You may be trying to access this site from a secured browser on the server. Please enable scripts and reload this page.
Turn on more accessible mode
Turn off more accessible mode
Skip Ribbon Commands
Skip to main content
Top Link Bar
NEWS & EVENTS
Speeches & Testimony
Most Wanted List
The Investigative Process
Data & Stats
General Aviation Safety
Administrative Law Judges
Strategic Plans & Reports
Safety Recommendation Details
Most Wanted List
On December 26, 2013, about 6:21 p.m. Pacific standard time, a Cessna 172K, N251JM, was destroyed when it impacted terrain while maneuvering near the Fresno Chandler Executive Airport (FCH), in Fresno, California. The airplane was privately registered and operated by the pilot under the provisions of Title 14 Code of Federal Regulations Part 91. The private pilot and his passenger sustained fatal injuries. At the time of the accident, it was dark night (about 1.5 hours after sunset) and visibility was 5 miles with haze, clear sky, and wind from 320° at 3 knots. No flight plan was filed for the personal flight.

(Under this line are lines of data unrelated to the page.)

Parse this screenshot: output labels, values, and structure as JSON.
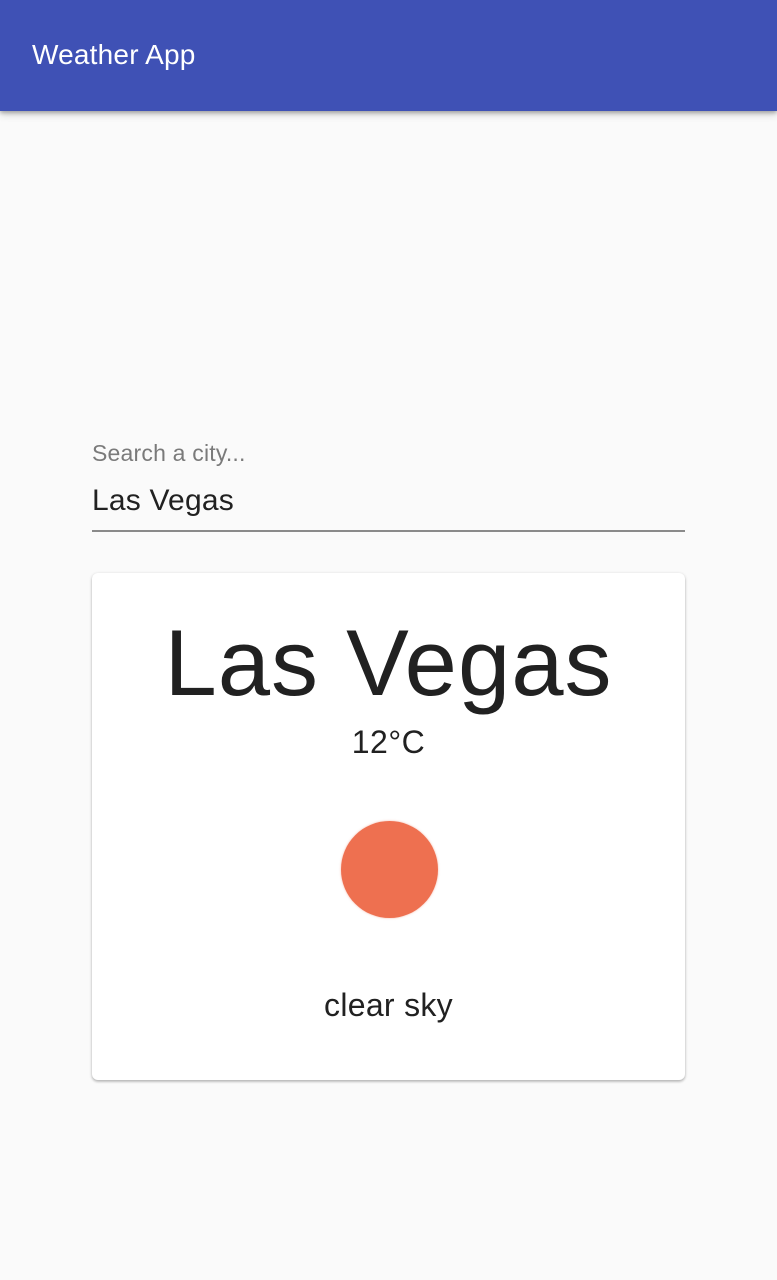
{
  "app_bar": {
    "title": "Weather App",
    "background_color": "#3f51b5"
  },
  "search": {
    "label": "Search a city...",
    "value": "Las Vegas"
  },
  "weather_card": {
    "city": "Las Vegas",
    "temperature": "12°C",
    "icon": "sun-icon",
    "icon_color": "#ee7050",
    "description": "clear sky"
  }
}
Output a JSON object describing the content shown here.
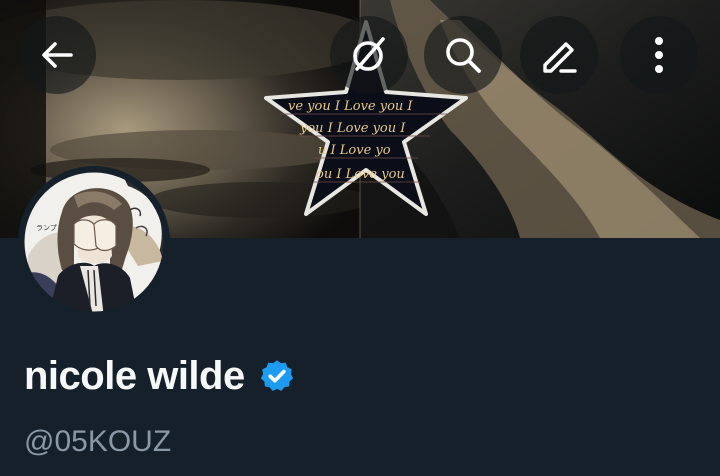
{
  "colors": {
    "background": "#15202b",
    "primary_text": "#f7f9f9",
    "secondary_text": "#8b98a5",
    "verified_badge": "#1d9bf0",
    "toolbar_button_bg": "rgba(20,22,24,0.62)"
  },
  "toolbar": {
    "back_icon": "arrow-left-icon",
    "grok_icon": "grok-icon",
    "search_icon": "search-icon",
    "edit_icon": "pencil-icon",
    "more_icon": "more-vertical-icon"
  },
  "banner": {
    "star_text": "you I Love you"
  },
  "profile": {
    "display_name": "nicole wilde",
    "verified": true,
    "verified_icon": "verified-badge-icon",
    "handle": "@05KOUZ"
  }
}
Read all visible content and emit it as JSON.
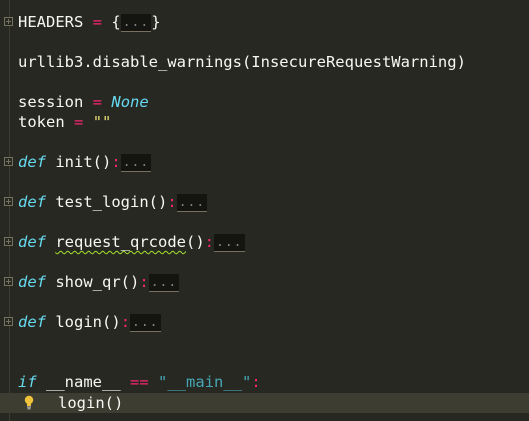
{
  "code": {
    "headers": {
      "name": "HEADERS",
      "op": "=",
      "open": "{",
      "folded": "...",
      "close": "}"
    },
    "urllib": "urllib3.disable_warnings(InsecureRequestWarning)",
    "session": {
      "name": "session",
      "op": "=",
      "value": "None"
    },
    "token": {
      "name": "token",
      "op": "=",
      "value": "\"\""
    },
    "funcs": [
      {
        "kw": "def",
        "name": "init",
        "parens": "()",
        "colon": ":",
        "folded": "..."
      },
      {
        "kw": "def",
        "name": "test_login",
        "parens": "()",
        "colon": ":",
        "folded": "..."
      },
      {
        "kw": "def",
        "name": "request_qrcode",
        "parens": "()",
        "colon": ":",
        "folded": "..."
      },
      {
        "kw": "def",
        "name": "show_qr",
        "parens": "()",
        "colon": ":",
        "folded": "..."
      },
      {
        "kw": "def",
        "name": "login",
        "parens": "()",
        "colon": ":",
        "folded": "..."
      }
    ],
    "main_if": {
      "kw": "if",
      "name": "__name__",
      "op": "==",
      "str_open": "\"",
      "str_value": "__main__",
      "str_close": "\"",
      "colon": ":"
    },
    "main_call": "login()"
  },
  "colors": {
    "background": "#272822",
    "keyword": "#66d9ef",
    "operator": "#f92672",
    "string": "#e6db74",
    "text": "#f8f8f2"
  },
  "icons": {
    "fold": "fold-plus-icon",
    "bulb": "lightbulb-icon"
  }
}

TO THE FEDERAL AVIATION ADMINISTRATION: Develop and disseminate educational information for pilots regarding the December 26, 2013, aircraft accident in Fresno, California, and the risks cataracts may pose to flight safety including a discussion of degraded vision at night, and encourage pilots with cataracts to communicate with their eye care professionals regarding diagnosis and treatment options.
Original recommendation transmittal letter:
Closed - Acceptable Action
Fresno, CA, United States
Safety Recommendation Report: Improving Pilot and Aviation Medical Examiner Knowledge of Cataract Hazards
Addressee(s) and Addressee Status:
FAA (Closed - Acceptable Action)
Safety Recommendation History
We note that you revised your Pilot Vision brochure to include information about the risks cataracts pose to flight safety, including degrading vision at night. The brochure also briefly discusses the treatment options available to pilots with cataracts, and informs readers that the visual effects of cataracts can be successfully treated with a 90% improvement in visual function for most patients. We further note that you participate in the Aircraft Owners and Pilots Association’s (AOPA’s) BasicMed oversight group, and that, based on your participation in this group, in January 2018, AOPA added information regarding cataract-related flight safety risks, including degraded night vision, to its BasicMed course. We issued Safety Recommendation A-16-17 to AOPA at the same time we issued Safety Recommendation A-16-15 to you, asking AOPA to include information about cataracts and the risks they pose to flight safety, including degraded night vision, in its educational resources for pilots, and recommending that it encourage pilots with cataracts to communicate with their eye care professionals regarding diagnosis and treatment options. On April 30, 2018, we noted that AOPA had incorporated the recommended information in its BasicMed online course. As a result, Safety Recommendation A-16-17 was classified “Closed—Acceptable Action.” The revisions to your Pilot Vision brochure and your work with AOPA to revise its BasicMed course similarly satisfy Safety Recommendation A-16-15, which is classified CLOSED--ACCEPTABLE ACTION.
-From Daniel K. Elwell, Acting Administrator: The Federal Aviation Administration (FAA) has included an addition to the publication and on line versions of our Pilot Vision brochure that incorporates this recommendation. The Pilot Vision brochure can be found at the following website: https://www.faa.gov/pilots/safety/pilotsafetybrochures/. In addition. an Aircraft Owners and Pilots Association sponsored education course for BasicMed is now available online. We requested through the BasicMed oversight group that information regarding the risks cataracts may pose to flight safety. including a discussion of degraded vision at night. be added to the course during its next revision. In January 2018. the BasicMed oversight group added this information to the course.
We note that you intend to revise the Pilot Vision brochure and the online airman education program, which is required for third-class airmen who have bypassed the standard medical certification process, to include information about this accident and the risks cataracts pose to flight safety, especially at night. We point out that the educational material should also encourage pilots with cataracts to communicate with their eye care professionals regarding diagnosis and treatment options. Pending our review of the revised educational material that addresses the concerns discussed above, Safety Recommendation A-16-15 is classified OPEN—ACCEPTABLE RESPONSE.
-From Michael P. Huerta, Administrator: The Federal Aviation Administration (FAA) will revise the Pilot Vision brochure to incorporate this recommendation. Additionally, The FAA Extension. Safety, and Security Act of 2016, § 2307, mandates an online airman education program for a large subset of 3rd Class airmen who may bypass the standard medical certification process. Although there may not be time to incorporate this recommendation in the initial course. which must be available prior to July 15, 2017, we will ensure that it is included in future updates of the course.
Strategic Plan, Performance & Accountability Reports & More
Directions to Conference Center
Web Policies & Notices
Annual Review of Aircraft